In 1988, the Pope and Young Club (P&Y;) decreed that any animal killed with a bow with a let-off greater than 65 percent would not be listed in its record books. Intending to preserve the primitive nature of bowhunting, the organization set a limit on the percentage of a compound bow’s weight at full draw in an attempt to halt technological advances in hunting-archery equipment.
The rule didn’t stop a thing. Manufacturers kept inventing higher let-off bows, and consumers drove the market toward them. In fact, Mike Ziebell, marketing director for Mathews, says, “Today more than eighty percent of the bows we sell are high-let-off models.”
Because of this modern preference for high-let-off bows, the number of bowhunters who felt alienated by Pope and Young was surging. To bridge this growing divide, late last year P&Y;’s voting members voted 294 to 148 to rescind the let-off rule. Now any animal legally killed with a bow can be listed in P&Y;’s records. There was a compromise, however: Animals killed with compound bows that have let-offs greater than the 65 percent benchmark will have an asterisk placed next to their scores in the P&Y; record book.
A New World Record?

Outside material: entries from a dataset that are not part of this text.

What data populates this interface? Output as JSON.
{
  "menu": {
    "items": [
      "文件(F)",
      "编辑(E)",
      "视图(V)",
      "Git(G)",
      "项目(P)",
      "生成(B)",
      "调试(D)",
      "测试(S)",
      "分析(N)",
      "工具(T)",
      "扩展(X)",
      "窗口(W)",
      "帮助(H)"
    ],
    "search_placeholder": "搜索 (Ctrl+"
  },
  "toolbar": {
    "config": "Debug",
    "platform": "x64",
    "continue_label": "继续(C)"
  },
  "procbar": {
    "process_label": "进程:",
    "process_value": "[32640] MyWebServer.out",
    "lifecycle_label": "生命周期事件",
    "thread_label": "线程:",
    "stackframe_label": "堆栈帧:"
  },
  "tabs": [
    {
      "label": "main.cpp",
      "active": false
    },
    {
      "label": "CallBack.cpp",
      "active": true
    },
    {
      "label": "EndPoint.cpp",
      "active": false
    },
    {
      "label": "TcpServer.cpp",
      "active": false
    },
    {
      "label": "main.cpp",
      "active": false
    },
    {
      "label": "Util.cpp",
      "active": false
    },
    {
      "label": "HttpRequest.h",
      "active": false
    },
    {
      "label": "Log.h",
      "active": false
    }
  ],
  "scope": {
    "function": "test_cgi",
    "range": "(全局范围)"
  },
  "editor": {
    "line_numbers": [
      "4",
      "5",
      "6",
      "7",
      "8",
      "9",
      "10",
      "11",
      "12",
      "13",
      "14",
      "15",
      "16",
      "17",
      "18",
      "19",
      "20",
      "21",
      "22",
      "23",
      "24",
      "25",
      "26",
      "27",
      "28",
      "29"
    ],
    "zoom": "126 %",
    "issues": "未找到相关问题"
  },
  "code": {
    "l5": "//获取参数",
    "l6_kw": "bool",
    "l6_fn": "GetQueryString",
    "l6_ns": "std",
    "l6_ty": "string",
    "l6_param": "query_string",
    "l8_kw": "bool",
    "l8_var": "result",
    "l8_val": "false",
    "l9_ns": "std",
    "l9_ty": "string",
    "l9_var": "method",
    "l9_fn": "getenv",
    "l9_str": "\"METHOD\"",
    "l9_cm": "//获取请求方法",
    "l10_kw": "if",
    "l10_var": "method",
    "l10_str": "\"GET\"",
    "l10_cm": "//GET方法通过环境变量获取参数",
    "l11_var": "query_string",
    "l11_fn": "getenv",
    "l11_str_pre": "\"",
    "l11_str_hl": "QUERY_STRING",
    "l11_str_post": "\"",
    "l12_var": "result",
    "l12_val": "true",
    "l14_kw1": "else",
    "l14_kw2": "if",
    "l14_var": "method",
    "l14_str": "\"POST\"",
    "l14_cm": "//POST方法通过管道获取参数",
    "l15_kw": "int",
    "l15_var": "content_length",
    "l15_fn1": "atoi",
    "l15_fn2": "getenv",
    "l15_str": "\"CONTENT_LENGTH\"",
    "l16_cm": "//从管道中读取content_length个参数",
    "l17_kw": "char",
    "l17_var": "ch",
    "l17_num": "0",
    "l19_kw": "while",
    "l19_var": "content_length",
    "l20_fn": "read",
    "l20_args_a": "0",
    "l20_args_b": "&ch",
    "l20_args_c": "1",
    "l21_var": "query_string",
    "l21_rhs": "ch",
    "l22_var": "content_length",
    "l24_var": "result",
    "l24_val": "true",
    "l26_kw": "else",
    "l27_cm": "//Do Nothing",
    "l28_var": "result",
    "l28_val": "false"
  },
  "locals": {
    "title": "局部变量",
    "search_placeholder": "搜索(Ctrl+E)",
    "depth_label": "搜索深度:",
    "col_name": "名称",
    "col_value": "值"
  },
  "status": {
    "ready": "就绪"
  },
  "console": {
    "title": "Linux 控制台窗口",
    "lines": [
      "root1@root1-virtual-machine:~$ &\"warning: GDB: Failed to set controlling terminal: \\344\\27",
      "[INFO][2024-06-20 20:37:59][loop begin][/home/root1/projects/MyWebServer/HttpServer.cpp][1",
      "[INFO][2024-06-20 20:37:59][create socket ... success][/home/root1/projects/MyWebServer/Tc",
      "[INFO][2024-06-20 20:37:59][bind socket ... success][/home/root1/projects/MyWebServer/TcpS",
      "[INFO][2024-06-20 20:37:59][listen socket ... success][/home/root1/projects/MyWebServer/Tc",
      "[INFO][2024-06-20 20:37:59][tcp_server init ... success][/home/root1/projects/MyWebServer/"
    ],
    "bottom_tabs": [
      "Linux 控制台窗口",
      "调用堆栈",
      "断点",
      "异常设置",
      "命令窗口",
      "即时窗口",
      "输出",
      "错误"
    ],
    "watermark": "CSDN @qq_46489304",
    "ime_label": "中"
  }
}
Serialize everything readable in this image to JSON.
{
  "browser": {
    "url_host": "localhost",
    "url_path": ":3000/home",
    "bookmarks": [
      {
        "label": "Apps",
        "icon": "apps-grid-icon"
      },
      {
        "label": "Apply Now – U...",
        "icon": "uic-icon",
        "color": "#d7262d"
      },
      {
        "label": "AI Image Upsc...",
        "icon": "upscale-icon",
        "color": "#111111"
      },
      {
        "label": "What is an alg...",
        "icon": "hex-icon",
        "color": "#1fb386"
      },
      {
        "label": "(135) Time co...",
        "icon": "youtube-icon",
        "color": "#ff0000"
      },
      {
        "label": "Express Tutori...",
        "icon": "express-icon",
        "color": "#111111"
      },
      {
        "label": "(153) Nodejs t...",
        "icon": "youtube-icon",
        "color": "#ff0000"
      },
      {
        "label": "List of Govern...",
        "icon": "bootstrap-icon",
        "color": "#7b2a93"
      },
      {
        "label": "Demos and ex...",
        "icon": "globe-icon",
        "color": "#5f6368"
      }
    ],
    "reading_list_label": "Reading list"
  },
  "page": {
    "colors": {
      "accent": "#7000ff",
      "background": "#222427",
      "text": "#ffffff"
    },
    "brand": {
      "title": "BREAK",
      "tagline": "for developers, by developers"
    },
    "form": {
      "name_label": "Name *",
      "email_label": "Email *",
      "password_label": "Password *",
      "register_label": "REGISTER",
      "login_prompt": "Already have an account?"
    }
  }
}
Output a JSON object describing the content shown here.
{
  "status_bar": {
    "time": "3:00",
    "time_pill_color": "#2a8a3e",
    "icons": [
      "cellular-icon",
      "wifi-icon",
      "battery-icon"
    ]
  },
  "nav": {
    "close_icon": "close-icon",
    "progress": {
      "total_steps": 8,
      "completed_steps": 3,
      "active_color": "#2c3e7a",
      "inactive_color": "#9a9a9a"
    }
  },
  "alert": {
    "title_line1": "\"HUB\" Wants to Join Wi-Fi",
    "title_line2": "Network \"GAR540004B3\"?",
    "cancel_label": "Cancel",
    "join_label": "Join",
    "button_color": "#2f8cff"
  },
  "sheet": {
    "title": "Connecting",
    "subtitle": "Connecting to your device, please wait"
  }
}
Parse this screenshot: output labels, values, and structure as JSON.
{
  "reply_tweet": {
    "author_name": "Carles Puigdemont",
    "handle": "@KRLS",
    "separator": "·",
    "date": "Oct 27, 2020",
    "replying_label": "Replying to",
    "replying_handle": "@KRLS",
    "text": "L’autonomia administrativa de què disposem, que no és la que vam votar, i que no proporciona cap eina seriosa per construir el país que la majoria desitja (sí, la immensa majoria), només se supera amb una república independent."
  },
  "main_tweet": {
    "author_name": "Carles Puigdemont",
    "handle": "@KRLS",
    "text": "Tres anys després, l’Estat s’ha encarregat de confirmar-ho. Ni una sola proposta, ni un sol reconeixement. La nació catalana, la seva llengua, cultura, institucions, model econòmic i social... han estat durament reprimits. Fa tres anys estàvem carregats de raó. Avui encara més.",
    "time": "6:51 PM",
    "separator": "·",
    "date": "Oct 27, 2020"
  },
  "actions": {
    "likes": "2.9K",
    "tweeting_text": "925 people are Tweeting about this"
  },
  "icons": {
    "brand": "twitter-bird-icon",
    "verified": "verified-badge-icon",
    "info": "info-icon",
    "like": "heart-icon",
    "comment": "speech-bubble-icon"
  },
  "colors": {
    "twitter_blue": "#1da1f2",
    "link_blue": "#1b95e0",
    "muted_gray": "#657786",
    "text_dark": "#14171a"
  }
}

The elimination of the let-off rule is retroactive; as a result of this decision, Kevin Hisey, executive secretary of P&Y;, says he expects a flood of new entries from bowhunters to come in.
The formerly ineligible whitetail that is receiving the most attention is a 39-point buck bagged by Mike Beatty of Xenia, Ohio, in November 2000. The “Beatty Buck” has been scored at an incredible 3047/8 non-typical inches, which would top Del Austin’s 2797/8-inch non-typical P&Y; record (shot in Nebraska in 1962).
Beatty’s take: “I was thrilled when I heard that my buck is now eligible. But even if I could, I wouldn’t change a thing about the way I harvested my buck.”
Currently the Pope and Young Club publishes a single volume categorizing all of its whitetail records. Hisey says that may change in 2005, when the club is scheduled to meet to validate and add new records. They might decide to split the massive book into several volumes, Hisey says. One book might even list only big-game trophies that were killed with traditional archery equipment.